WPA (Wi-Fi Protected Access) came as a replacement for the less secure WEP standard. WPA addresses many of WEP's security and privacy concerns, significantly increasing the level of data protection and access control for WLANs. Unlike WEP, WPA is a dynamic encryption system that uses rekeying, unique per-station keys, and a number of other measures to improve security. WPA features two modes, PSK (Pre-Shared Key) and Enterprise, which differ in a number of ways. CommView for WiFi supports decryption of WPA in PSK mode.

Given the dynamic nature of WPA encryption, knowing the WPA passphrase alone does not allow you to decrypt traffic immediately after entering the correct passphrase. To be able to decrypt WPA-encrypted traffic, CommView for WiFi must be running and capturing packets during the key exchange phase (key exchange is carried out using the EAPOL protocol). It is important that all of the EAPOL key exchange packets be successfully captured. A damaged or missing EAPOL packet will make it impossible for CommView for WiFi to decrypt packets that will be sent to/from the given station, and capturing the next EAPOL conversation between the AP and station may be required. This is an important distinction in the way WEP and WPA traffic is decrypted.

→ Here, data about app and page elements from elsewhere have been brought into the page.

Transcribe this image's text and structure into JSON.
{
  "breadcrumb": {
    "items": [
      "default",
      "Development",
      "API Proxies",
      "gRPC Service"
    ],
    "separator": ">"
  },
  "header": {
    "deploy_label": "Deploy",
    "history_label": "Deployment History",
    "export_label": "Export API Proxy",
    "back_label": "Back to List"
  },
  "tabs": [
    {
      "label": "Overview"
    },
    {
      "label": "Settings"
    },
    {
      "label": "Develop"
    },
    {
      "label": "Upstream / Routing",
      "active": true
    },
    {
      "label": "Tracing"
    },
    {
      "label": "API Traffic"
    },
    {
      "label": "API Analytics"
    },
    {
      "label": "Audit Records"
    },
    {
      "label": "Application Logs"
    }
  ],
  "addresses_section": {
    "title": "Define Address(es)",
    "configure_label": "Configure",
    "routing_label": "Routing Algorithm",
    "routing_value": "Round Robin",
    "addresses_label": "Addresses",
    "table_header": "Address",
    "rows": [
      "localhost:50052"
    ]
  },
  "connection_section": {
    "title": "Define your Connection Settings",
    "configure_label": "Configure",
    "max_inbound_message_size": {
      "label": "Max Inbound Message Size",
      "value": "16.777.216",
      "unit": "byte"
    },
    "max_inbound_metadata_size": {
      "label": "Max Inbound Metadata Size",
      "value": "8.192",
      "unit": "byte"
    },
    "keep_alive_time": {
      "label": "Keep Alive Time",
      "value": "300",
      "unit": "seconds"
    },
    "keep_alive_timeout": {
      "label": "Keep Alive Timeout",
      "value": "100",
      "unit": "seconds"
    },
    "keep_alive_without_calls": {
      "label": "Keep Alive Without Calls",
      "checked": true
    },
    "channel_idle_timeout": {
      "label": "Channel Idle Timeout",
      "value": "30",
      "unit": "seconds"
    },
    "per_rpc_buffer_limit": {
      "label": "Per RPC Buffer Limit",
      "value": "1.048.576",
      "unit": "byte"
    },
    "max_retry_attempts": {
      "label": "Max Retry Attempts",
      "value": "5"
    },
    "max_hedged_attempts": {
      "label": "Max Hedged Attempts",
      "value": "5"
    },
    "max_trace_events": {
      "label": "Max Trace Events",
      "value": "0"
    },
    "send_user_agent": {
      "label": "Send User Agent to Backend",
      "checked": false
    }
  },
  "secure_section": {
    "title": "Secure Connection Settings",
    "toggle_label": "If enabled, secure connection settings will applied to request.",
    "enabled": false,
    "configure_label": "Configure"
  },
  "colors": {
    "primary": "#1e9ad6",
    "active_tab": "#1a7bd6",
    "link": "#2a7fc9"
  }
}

The principles explained above mean that once you have entered the WPA passphrase, closed the WEP/WPA Keys dialog, and started capturing packets, you will need to wait for the next authentication and key exchange event before the packets can be decrypted for the station that has been authenticated. Naturally, it is not uncommon that the program can decrypt packets to/from one client, but not to/from another, as it may have not yet captured EAPOL packets for all of the clients.

Re-authentication can be triggered by using the Node Reassociation tool, by restarting the AP (for all authenticated stations), or by reconnecting to the network (for the given client).

IMPORTANT: Please note that packet traffic encrypted with WPA3 cannot be decrypted. WPA3 uses the passphrase only for authentication; decryption is impossible.